Phantasy Star Online
It is, in my opinion, one of the best science-fiction JRPGs ever. And I’ve never played it online, only ever played it offline.
It’s kind of like I said, it’s like Dance Dance REvolution the RPG. Kind of because of the way it works. It’s an action RPG, so you have to press the buttons in time to do your attacks. And that’s one that I can sit. Ostensibly, there are four stages throughout the game, so there’s Forest, Cave, Mines and Ruins, and each one has two or three areas inside of it and then a boss at the end.
And the idea is you’re meant to play it with friends, but I never played it online, so I never played it with friends.
Because as you hinted at, Squidge, and I’m sure you’ve said in the past as well, CJ, it’s so important to have that one thing that disconnects you from everything that’s going on to allow you to just relax. Some people find that in exercise.

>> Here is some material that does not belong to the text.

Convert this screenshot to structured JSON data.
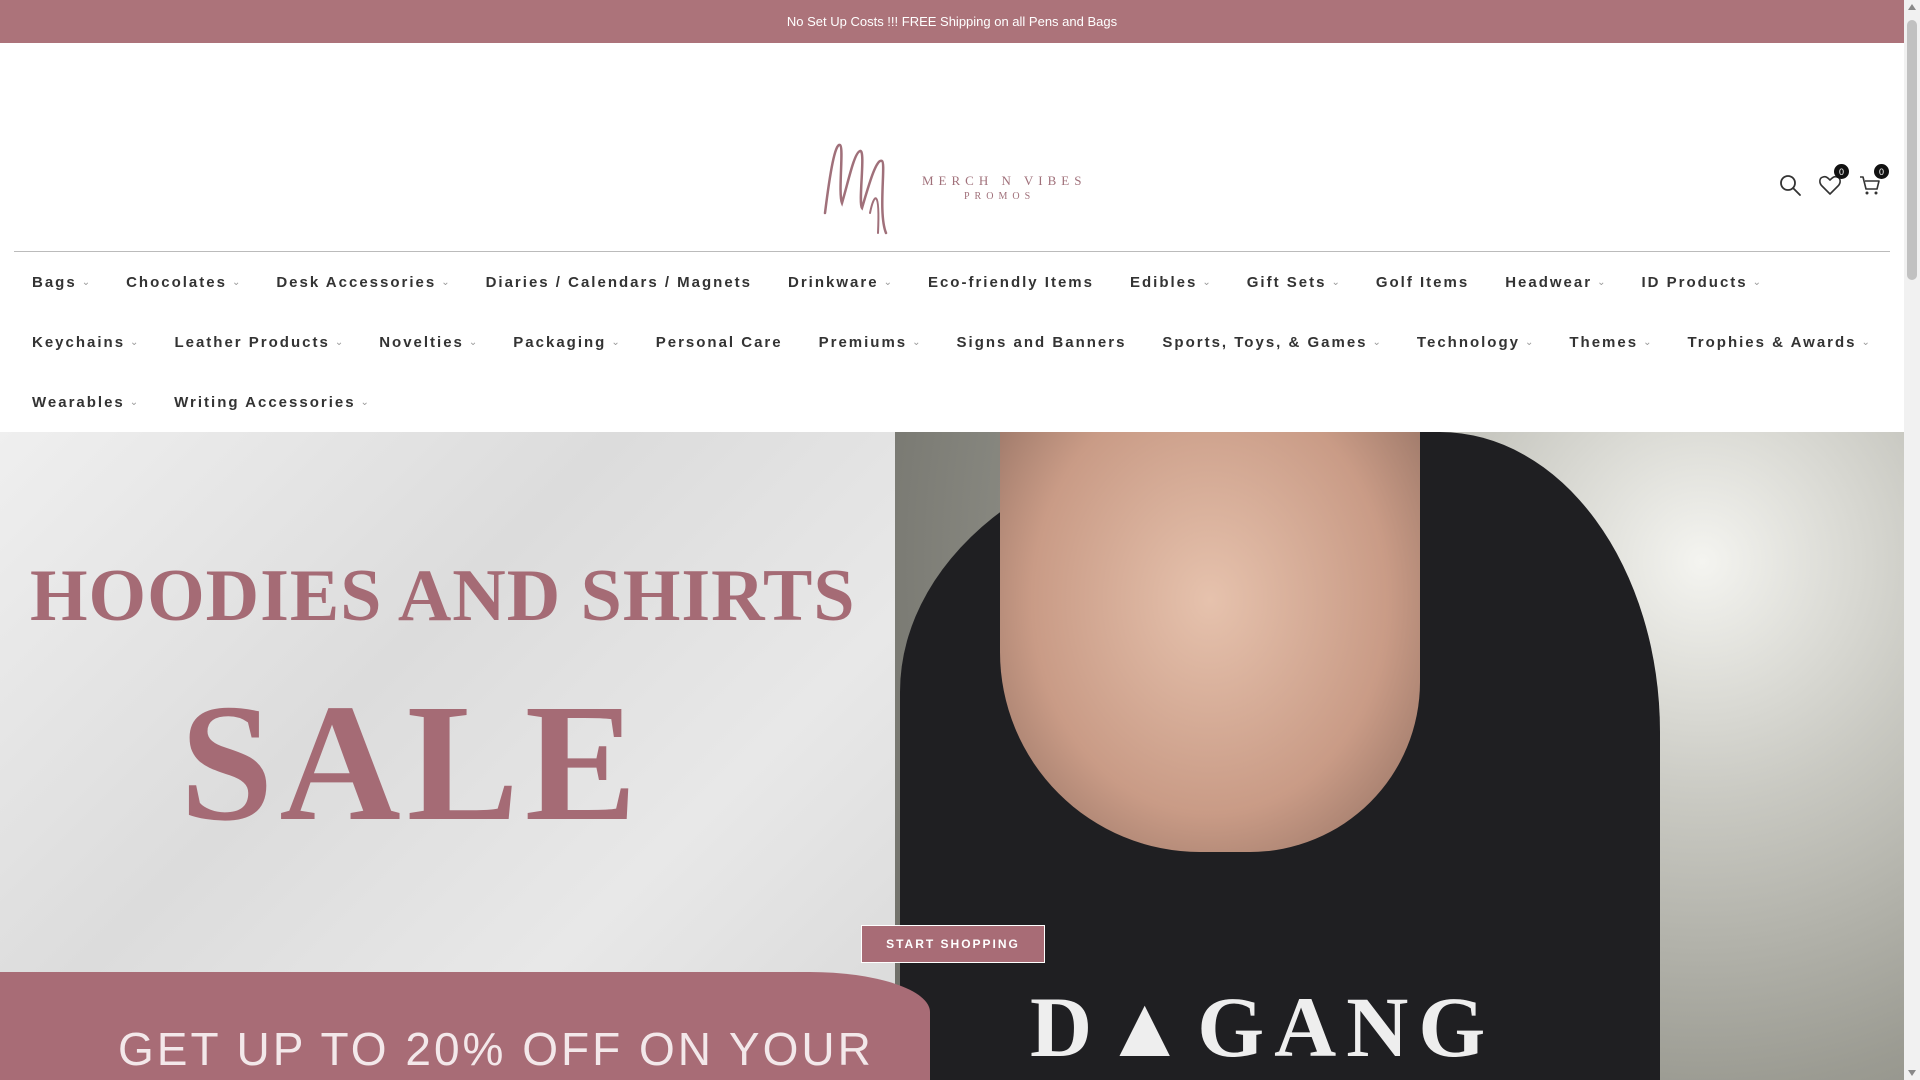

Some people find that in reading. Some people find that in talking to friends. Some people find that in going to the pub or the bar or whatever
Squidge’s Cross Stitches
When talking about doing whatever you need to in order to relax, CJ learned that Squidge is an avid cross-stitcher. Here’s a VERY small selection of his work:
You play as a little baby crocodile and you run around and save these little birds. It’s not birds, but they may as well be. It’s brilliant, it’s lovely.
And actually it originally started out as. So it was made by the same folks who made Starfox for the SNES and they wanted to make a 3D action adventure platformer game starring Yoshi from the Super Mario games. And they presented it to Miyamoto and he said, no, we don’t want a 3D action adventure with Yoshi. We’re going to do one with Super Mario 64. With the Super Mario. Sorry. And make it for the N64. And so they had started working on it way before Super Mario 64 or even the N64 was a thing. And it’s unfortunate because it came out after Super Mario 64 and got compared to it a lot, which is a real shame.
But, yeah, it’s a hell of a fun game. And it’s like really cutesy and fun, silly music and stuff like that. It’s brilliant.
Yoshi’s Crafted World
It was the first game I ever bought on my switch. And it is just so good from my perspective.
It’s all of the things that they put into all of the Yoshi specific games from the first Yoshi specific platformer game. And they’ve just perfected it because it’s crafted world. Right? So everything in the game is crafted. So Yoshi is made of wool. The backgrounds are made of recycled cardboard. And if you hit certain things with eggs, they flip around. So you can see some cardboard cut out of grass in the background. You hit it with an egg and it flips over or falls down to reveal that it’s made of cardboard. And you can actually read that it says recycled cardboard or whatever.
Untitled Goose Game
So the good thing about entitled Goose Game is not only is it co op, so there can be two of you, but you play as a goose, and you try and make your way into a small village.
You go through certain bits and you get, like, a list of stuff to do. Your aim at the very end is to steal a bell from a diorama of the town and take it all the way back to the start. And when you do it one time, you get a different list of objectives. So you can just keep going and going and going. But the good thing about untitled Goose game is you play as a goose.
And the whole point of it is you’re a d*ck. You’re an absolute d*ck to everyone that you meet. That’s the premise of the game. You’re a goose, you’re a d*ck. You can honk, you can flap your wings and you can freak people out.
Squidge’s Comfy Games
Resident Evil 2
I love the humour, I love the visual style. It’s easy to pick up and go.
The first [Borderlands is] kind of, it was finding its feet, so you got to dedicate a bit of time to get used to it. The second one’s pretty much pick up and go. A lot of humour in it, a lot of comedy. It’s not too difficult. It’s difficult at stages, but if you played it a lot, you know what you’re doing.